Stored records:

------------------------

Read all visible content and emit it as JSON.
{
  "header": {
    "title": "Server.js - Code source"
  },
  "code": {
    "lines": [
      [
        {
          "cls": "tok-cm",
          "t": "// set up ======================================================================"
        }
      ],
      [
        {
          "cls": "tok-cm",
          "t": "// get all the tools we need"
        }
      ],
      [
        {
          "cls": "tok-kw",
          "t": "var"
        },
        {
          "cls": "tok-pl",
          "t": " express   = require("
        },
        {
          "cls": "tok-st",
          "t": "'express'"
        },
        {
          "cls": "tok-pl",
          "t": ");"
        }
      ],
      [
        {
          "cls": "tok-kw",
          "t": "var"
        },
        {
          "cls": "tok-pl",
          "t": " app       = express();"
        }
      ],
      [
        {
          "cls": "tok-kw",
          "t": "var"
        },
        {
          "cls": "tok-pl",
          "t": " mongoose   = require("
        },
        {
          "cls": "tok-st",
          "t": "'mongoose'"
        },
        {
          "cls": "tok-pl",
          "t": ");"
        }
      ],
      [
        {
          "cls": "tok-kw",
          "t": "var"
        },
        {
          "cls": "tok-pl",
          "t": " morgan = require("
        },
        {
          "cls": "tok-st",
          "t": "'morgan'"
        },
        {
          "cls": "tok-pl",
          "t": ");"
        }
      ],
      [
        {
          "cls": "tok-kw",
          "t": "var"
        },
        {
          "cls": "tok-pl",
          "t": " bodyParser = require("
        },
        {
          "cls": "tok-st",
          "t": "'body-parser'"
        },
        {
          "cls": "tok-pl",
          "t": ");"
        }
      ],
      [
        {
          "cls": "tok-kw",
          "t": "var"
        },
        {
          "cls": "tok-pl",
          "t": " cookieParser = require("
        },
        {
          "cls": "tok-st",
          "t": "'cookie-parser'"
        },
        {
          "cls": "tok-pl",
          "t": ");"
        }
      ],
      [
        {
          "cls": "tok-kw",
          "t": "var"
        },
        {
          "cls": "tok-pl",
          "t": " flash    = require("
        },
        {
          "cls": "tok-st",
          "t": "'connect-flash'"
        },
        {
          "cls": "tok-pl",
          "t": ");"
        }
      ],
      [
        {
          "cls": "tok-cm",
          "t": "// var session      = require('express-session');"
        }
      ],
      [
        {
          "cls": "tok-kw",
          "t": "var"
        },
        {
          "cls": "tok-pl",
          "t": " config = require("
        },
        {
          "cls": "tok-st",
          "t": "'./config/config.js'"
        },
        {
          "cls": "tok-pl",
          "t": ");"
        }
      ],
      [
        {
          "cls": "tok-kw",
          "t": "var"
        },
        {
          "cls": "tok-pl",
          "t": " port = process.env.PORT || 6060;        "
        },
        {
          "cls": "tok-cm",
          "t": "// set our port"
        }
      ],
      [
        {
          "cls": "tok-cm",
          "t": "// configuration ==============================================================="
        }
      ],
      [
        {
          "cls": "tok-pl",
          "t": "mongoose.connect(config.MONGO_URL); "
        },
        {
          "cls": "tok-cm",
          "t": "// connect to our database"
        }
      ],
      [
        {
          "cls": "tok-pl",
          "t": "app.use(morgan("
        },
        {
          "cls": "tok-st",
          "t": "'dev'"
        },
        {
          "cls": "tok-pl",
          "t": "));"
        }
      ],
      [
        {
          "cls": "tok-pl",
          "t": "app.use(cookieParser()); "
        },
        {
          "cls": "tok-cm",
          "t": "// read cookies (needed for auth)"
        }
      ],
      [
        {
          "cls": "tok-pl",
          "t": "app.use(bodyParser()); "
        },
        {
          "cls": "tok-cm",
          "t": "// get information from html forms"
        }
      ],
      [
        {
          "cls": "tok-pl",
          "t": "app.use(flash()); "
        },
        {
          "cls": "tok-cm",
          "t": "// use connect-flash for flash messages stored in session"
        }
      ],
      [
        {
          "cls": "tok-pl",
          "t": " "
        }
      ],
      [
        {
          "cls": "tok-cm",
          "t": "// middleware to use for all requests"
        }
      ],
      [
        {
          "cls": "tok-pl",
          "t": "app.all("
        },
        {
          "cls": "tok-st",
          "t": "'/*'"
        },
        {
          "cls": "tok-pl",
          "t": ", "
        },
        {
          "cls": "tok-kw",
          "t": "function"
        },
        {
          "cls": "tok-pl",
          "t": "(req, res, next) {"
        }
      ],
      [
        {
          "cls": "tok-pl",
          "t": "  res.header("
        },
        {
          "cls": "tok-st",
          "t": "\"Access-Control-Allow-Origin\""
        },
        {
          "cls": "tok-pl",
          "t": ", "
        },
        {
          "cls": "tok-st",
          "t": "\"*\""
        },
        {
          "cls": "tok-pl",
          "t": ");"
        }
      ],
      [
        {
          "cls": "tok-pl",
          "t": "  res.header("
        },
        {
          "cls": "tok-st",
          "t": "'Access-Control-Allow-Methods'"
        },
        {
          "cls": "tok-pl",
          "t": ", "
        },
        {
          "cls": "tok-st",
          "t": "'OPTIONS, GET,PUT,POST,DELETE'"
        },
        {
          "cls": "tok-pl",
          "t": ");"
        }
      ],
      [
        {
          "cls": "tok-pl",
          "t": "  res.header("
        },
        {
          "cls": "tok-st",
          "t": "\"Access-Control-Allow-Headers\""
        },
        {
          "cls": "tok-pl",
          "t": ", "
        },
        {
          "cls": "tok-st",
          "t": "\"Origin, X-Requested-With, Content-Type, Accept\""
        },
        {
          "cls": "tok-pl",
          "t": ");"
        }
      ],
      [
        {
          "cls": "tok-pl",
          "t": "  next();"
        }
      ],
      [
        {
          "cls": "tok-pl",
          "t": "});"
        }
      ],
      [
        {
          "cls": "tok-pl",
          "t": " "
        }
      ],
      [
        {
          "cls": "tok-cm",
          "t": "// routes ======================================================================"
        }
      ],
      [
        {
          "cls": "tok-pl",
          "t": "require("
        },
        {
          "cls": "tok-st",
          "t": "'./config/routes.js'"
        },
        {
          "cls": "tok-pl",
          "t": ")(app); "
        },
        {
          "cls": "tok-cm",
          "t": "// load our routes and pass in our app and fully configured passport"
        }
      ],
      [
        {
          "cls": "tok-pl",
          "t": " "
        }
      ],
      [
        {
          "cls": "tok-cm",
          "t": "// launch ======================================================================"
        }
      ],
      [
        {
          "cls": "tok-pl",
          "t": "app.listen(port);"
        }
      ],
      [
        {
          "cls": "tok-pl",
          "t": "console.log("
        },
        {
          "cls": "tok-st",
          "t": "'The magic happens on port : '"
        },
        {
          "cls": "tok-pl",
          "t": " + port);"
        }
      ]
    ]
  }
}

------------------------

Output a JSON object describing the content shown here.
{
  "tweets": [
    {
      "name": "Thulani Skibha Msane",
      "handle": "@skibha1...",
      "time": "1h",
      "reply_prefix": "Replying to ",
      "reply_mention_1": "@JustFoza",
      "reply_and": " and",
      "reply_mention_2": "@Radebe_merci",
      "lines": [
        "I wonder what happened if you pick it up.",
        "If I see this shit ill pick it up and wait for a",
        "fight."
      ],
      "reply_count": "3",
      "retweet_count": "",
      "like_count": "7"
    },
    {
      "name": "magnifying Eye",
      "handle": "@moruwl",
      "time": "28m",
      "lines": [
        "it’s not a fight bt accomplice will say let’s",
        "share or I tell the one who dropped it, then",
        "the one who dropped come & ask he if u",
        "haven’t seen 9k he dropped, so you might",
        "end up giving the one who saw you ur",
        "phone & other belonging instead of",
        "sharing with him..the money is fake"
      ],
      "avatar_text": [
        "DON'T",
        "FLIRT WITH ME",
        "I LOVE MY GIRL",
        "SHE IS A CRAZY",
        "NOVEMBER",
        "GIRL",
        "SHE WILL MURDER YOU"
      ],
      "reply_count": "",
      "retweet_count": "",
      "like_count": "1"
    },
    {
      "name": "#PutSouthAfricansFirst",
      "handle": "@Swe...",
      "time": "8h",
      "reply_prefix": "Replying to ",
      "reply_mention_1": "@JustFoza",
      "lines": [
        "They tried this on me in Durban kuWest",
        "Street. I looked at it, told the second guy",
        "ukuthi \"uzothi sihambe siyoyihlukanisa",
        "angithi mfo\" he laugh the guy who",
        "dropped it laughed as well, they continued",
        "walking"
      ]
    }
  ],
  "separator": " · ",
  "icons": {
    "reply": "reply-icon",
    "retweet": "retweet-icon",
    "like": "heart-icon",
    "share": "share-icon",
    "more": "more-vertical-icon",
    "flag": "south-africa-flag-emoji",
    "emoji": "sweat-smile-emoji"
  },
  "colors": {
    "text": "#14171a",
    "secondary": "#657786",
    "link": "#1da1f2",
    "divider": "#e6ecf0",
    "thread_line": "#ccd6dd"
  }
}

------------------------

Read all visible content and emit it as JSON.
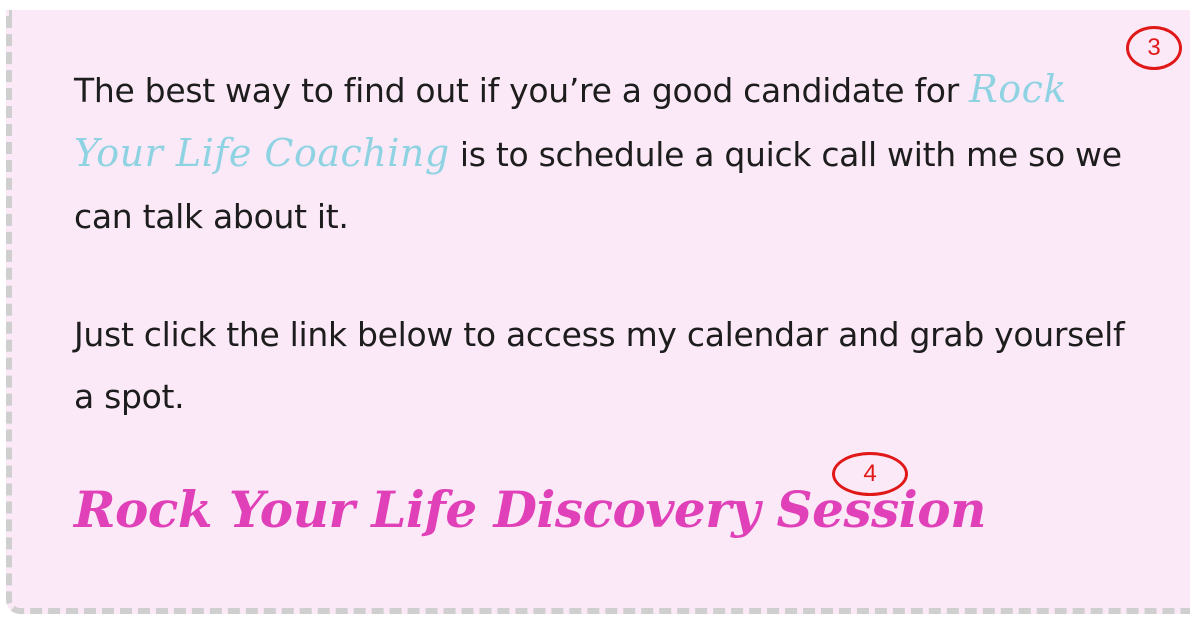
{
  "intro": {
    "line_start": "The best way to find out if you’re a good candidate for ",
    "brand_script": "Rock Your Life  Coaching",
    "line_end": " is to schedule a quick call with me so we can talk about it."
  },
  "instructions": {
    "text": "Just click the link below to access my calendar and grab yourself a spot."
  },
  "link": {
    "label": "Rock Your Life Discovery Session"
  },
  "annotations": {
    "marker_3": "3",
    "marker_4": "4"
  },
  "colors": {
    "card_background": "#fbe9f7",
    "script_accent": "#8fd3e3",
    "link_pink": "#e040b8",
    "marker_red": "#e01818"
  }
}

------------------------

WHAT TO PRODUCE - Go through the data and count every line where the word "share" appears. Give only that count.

YOUR RESPONSE - 2